Your answer should be a single number: the count of lines in the records below containing the word "title".

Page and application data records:
▼

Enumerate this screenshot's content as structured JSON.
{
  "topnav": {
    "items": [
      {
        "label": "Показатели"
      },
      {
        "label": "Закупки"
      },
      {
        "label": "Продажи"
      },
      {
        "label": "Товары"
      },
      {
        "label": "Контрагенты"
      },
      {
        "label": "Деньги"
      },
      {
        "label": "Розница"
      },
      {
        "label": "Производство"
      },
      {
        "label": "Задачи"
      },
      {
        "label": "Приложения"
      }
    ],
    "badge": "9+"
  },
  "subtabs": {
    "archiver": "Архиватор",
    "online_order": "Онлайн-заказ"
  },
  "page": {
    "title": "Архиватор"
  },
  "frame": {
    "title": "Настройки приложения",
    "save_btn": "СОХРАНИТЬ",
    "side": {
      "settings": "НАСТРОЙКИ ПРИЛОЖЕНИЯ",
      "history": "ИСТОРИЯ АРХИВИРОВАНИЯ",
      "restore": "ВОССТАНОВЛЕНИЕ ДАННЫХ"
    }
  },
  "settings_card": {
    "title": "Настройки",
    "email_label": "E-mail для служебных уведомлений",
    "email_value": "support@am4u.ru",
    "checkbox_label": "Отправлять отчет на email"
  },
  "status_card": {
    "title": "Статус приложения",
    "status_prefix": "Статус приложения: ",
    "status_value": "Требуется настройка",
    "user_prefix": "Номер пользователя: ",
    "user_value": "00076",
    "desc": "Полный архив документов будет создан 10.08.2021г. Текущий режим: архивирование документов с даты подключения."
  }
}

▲
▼

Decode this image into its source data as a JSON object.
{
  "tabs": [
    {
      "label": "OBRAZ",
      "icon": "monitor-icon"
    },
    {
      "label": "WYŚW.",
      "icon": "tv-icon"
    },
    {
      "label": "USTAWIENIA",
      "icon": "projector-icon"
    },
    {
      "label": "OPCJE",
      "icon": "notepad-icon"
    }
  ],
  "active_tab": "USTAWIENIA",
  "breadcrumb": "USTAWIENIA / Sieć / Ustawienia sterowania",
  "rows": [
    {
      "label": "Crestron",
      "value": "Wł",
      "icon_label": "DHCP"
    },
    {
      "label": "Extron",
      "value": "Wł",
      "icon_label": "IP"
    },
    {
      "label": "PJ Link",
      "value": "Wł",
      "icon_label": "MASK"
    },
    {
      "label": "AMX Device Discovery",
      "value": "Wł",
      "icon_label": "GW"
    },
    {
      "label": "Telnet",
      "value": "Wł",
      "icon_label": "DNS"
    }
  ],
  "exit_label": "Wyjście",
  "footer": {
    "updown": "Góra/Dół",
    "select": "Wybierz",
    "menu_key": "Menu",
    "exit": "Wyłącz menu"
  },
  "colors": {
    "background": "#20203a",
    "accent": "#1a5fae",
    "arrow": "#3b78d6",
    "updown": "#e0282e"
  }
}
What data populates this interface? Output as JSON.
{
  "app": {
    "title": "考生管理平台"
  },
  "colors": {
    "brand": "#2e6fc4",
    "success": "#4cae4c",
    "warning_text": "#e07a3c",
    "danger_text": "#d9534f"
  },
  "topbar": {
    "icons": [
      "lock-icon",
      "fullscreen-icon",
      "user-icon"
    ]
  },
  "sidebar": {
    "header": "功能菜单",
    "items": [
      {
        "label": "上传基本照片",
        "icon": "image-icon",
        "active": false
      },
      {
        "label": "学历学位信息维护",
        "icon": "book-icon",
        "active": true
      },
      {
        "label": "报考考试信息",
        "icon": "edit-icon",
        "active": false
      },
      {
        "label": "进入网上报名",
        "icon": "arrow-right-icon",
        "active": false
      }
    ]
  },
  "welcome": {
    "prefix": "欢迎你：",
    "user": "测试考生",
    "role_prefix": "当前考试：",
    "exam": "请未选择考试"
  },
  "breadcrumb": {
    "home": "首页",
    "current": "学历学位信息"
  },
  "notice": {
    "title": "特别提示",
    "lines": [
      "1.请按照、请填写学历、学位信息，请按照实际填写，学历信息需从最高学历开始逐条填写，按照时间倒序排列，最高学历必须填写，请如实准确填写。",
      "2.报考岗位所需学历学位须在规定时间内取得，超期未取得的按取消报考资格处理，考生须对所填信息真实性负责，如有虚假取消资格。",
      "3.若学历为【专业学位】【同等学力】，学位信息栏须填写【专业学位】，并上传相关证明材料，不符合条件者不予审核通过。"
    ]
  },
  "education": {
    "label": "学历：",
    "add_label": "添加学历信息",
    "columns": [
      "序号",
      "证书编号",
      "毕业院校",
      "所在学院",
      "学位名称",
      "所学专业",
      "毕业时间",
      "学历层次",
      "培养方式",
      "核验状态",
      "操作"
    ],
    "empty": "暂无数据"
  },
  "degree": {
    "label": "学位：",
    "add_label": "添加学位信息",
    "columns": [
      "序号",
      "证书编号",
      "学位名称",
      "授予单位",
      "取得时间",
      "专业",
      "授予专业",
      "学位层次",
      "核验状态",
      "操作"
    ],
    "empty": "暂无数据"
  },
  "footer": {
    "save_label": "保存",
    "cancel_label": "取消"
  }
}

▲
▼

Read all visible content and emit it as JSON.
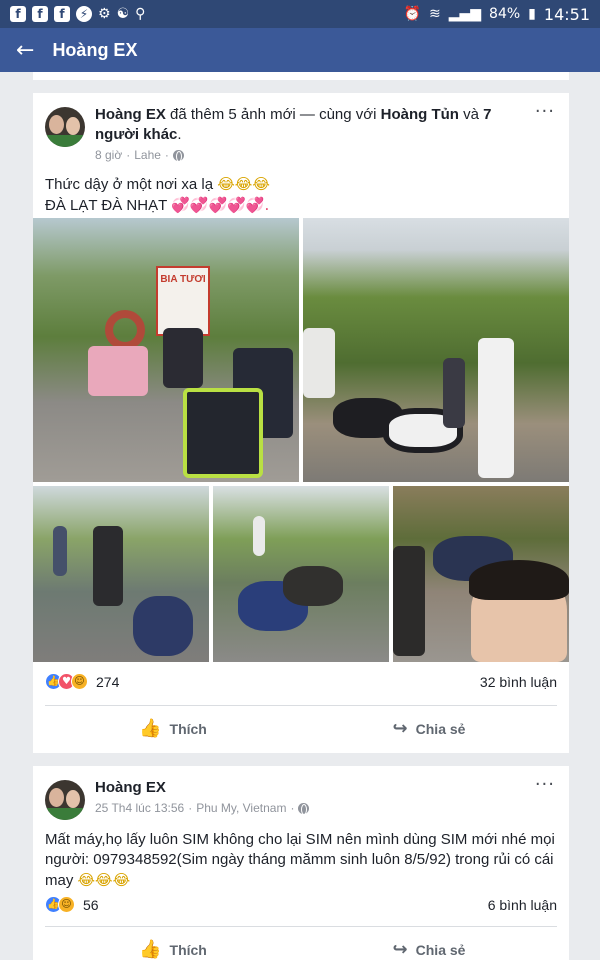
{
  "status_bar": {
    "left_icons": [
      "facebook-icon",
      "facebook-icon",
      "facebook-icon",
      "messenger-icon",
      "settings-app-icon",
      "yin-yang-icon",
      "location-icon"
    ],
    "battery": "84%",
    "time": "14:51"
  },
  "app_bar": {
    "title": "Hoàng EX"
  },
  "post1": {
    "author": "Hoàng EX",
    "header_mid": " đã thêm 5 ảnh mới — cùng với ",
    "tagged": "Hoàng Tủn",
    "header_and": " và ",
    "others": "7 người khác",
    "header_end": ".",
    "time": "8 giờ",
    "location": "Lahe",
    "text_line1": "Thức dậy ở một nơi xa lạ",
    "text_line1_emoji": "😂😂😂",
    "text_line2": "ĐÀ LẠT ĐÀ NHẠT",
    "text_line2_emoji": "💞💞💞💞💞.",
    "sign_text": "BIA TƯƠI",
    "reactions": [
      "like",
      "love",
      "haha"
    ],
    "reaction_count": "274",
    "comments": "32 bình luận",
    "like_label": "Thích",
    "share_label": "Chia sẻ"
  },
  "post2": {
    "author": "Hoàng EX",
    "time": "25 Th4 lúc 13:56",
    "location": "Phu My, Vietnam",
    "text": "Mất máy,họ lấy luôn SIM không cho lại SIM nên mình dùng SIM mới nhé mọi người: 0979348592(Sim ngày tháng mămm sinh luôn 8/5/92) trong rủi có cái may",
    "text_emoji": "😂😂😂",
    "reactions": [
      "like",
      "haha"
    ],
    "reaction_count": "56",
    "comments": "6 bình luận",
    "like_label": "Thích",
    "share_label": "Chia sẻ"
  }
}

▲

Reply: 7